# YOUR TASK:
Lines in the records below that contain the word "name" must each be copied.
--- PROVIDED DATA ---
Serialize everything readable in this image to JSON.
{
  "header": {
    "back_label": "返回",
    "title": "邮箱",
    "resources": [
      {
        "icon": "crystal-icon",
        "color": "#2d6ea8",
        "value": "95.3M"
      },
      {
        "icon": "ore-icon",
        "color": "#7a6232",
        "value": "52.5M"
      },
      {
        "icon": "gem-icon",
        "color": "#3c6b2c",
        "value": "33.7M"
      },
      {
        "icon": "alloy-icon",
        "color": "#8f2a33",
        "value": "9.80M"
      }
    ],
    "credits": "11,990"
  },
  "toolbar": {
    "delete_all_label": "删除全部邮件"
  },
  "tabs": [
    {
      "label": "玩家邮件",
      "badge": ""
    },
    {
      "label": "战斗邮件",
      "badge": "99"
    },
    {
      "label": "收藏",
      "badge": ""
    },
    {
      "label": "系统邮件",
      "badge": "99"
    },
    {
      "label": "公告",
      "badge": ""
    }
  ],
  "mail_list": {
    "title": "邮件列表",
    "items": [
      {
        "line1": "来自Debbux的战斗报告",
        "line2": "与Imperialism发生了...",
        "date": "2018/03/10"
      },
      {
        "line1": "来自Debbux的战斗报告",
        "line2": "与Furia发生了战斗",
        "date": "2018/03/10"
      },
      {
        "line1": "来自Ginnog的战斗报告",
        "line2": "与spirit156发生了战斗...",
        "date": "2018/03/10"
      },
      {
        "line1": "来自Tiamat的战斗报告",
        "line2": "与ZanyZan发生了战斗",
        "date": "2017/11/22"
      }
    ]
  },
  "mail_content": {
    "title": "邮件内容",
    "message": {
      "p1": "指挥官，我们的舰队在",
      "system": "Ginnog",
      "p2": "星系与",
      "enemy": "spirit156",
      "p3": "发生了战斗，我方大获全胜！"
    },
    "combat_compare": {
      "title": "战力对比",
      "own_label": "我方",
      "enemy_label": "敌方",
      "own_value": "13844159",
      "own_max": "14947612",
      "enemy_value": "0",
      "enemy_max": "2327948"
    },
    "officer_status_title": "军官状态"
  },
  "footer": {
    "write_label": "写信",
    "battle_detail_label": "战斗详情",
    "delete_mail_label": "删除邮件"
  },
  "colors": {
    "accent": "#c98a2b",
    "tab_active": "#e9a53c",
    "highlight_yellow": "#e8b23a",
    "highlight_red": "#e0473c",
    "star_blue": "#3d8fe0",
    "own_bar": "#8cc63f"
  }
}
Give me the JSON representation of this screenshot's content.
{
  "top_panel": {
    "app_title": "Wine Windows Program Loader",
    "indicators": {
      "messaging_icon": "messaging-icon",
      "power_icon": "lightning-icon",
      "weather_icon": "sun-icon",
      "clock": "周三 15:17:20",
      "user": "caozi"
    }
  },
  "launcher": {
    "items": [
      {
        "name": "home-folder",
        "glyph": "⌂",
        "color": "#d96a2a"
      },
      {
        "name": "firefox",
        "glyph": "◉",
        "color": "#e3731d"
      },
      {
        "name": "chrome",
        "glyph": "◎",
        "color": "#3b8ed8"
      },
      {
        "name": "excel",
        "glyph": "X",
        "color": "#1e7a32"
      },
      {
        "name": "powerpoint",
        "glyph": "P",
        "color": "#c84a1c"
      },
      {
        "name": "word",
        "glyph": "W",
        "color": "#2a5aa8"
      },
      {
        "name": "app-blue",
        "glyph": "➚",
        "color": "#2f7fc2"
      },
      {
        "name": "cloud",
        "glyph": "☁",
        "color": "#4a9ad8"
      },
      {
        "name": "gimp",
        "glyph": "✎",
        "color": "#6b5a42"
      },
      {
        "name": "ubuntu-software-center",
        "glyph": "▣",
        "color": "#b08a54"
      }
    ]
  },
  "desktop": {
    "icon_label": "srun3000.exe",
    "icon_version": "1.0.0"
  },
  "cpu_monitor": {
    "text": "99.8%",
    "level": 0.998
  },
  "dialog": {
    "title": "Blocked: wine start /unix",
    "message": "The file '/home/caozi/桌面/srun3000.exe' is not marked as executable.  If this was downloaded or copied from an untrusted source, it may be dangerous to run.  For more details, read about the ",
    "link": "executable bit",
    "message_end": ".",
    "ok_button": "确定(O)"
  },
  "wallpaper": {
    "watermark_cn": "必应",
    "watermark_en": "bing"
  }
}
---
# REPLY TO THE TASK:
        "name": "home-folder",
        "name": "firefox",
        "name": "chrome",
        "name": "excel",
        "name": "powerpoint",
        "name": "word",
        "name": "app-blue",
        "name": "cloud",
        "name": "gimp",
        "name": "ubuntu-software-center",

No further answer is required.